Just because it’s not completely over the top doesn’t mean that there isn’t a good amount of action, though. Many gunshots are fired, much glass is broken and many gang members are slain. And the low budget of the film gives these scenes a more gritty realism that would probably be lost had the film had a more fine sheen.
And while we’re talking about the look of the film, let’s take a look at this Blu-ray. This presentation is probably the best that many people will have ever seen of this movie. The HD picture brings a great deal of extra visual clarity, but the transfer does well to not whitewash over details to make “Assault on Precinct 13″ look more digital or more “high definition.” This is a film, after all. It should have some grain to it, and this transfer retains that look.
Don’t go expecting this to be a reference-quality disc; it’s not meant to be. This isn’t a glossy Hollywood flick, like the remake. It’s a low-budget film from the ’70s. And thankfully, it looks like it. This was a very effective restoration.
As far as audio goes, you’ve got the choice between the original mono or a new 5.1 surround mix. Purists will be pleased at the inclusion of the mono mix and others will be happy to get a greater sense of separation with the audio. To be honest, the audio is effective, no real problems, and either audio track would be a safe bet. The music, always so critical in any Carpenter film, can get a bit overpowering sometimes, but it’s a minor quibble, one that doesn’t ever prevent being able to hear dialogue.
As for the extras, there are some interesting nuggets to be taken away. There’s an interview with John Carpenter and Austin Stoker (the lone policeman at the precinct in the movie) at a fan convention. There are some great comments, but it really looks like something someone from the crowd recorded and eventually gave to someone.

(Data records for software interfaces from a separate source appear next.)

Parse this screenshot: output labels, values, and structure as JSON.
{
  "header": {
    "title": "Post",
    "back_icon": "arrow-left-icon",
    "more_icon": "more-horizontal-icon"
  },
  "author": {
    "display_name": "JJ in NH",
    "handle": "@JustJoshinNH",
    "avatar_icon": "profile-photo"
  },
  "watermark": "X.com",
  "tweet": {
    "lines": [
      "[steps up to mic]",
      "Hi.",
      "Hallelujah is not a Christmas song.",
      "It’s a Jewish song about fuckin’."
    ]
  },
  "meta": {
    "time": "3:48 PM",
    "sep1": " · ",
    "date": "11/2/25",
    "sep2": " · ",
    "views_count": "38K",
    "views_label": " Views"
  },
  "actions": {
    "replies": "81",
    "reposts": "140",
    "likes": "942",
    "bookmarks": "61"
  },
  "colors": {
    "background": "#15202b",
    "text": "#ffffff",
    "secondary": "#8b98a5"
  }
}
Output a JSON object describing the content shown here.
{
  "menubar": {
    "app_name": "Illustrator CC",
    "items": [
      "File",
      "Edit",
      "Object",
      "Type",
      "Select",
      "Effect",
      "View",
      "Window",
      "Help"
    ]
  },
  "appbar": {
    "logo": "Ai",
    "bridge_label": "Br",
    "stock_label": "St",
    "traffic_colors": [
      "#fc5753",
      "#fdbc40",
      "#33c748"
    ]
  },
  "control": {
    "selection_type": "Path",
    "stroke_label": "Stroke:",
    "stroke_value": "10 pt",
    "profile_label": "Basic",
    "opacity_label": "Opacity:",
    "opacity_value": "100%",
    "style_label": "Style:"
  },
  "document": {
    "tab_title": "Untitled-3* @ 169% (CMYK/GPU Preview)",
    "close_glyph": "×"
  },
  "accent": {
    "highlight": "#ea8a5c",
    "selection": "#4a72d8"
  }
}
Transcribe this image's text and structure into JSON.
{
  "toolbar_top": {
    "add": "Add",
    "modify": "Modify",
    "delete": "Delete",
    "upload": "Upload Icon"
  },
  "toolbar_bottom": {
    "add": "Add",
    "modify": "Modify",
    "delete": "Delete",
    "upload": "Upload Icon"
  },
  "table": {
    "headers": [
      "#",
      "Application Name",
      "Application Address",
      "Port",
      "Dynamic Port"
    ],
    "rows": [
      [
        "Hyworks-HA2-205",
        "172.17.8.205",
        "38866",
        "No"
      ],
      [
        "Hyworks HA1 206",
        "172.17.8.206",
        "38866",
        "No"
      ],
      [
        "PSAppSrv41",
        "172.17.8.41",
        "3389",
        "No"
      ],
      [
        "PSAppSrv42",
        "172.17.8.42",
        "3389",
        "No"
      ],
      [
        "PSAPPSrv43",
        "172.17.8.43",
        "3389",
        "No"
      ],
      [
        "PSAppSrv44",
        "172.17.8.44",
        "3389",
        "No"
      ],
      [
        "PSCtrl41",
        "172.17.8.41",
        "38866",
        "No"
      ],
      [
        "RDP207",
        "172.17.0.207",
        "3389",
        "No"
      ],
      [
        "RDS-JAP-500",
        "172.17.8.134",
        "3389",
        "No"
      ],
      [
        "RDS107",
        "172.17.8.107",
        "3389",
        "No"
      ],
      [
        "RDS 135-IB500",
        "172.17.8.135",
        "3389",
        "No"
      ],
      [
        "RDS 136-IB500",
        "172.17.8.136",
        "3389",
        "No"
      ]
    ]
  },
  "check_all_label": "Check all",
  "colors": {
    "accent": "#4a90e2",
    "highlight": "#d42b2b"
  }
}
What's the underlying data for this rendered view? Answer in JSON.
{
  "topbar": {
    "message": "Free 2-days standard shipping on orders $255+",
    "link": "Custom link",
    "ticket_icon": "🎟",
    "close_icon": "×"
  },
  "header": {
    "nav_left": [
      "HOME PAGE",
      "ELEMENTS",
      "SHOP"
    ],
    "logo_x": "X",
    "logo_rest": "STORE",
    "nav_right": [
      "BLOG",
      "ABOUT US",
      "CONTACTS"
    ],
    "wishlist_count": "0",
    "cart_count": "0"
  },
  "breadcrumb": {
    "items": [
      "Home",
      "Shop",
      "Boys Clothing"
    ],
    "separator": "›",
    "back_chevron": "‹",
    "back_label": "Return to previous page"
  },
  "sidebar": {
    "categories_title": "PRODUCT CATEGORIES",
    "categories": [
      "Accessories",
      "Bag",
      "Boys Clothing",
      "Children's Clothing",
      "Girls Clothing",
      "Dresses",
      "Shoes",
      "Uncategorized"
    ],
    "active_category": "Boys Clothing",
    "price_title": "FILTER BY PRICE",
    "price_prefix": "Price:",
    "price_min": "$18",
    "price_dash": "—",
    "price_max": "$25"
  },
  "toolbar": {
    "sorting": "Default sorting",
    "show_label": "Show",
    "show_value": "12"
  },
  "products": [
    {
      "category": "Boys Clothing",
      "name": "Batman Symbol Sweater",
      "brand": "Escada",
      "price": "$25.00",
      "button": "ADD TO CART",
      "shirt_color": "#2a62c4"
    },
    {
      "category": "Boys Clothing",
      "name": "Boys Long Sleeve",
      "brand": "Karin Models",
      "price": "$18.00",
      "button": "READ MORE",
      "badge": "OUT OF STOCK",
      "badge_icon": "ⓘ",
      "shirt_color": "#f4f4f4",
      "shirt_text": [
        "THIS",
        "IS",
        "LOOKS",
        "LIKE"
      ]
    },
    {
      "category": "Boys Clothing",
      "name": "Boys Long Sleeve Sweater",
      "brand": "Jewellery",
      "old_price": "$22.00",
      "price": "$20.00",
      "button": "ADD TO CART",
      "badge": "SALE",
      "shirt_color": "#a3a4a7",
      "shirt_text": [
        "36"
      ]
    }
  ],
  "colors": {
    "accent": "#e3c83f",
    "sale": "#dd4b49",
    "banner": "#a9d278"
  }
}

It doesn’t look great, but it gets the job done. There’s also an audio commentary with John Carpenter, no real surprise there. Carpenter is a director known to consistently do audio commentaries for his films. He does a pretty good job here. There’s a lot of information about the film, even though I think he sometimes is guilty of narrating what’s on screen.
Other features include an audio commentary with Art Director & Sound Effects Editor Tommy Lee Wallace, interview with actress Nancy Loomis Kyes, interview with actor Austin Stoker, radio spots, and the original theatrical trailer.
It’s a Wrap!
The video quality alone is reason enough to upgrade this title to Blu-ray. The restoration is top notch and preserves a very film-like appearance. The extras are solid for this early Carpenter effort, but “Assault on Precinct 13″ doesn’t really need lots of fancy bells and whistles. It really is a white-knuckle action flick that set the stage for the coolness that would follow Carpenter. Now if only we could get another good action script in Carpenter’s hands …
Film: 4 out of 5
Audio/Video: 4 out of 5
Extras: 3.5 out of 5
Editors’s note: This Blu-ray review was originally written for the Blue Underground Blu-ray release but has been updated to look at the improved Shout Factory edition.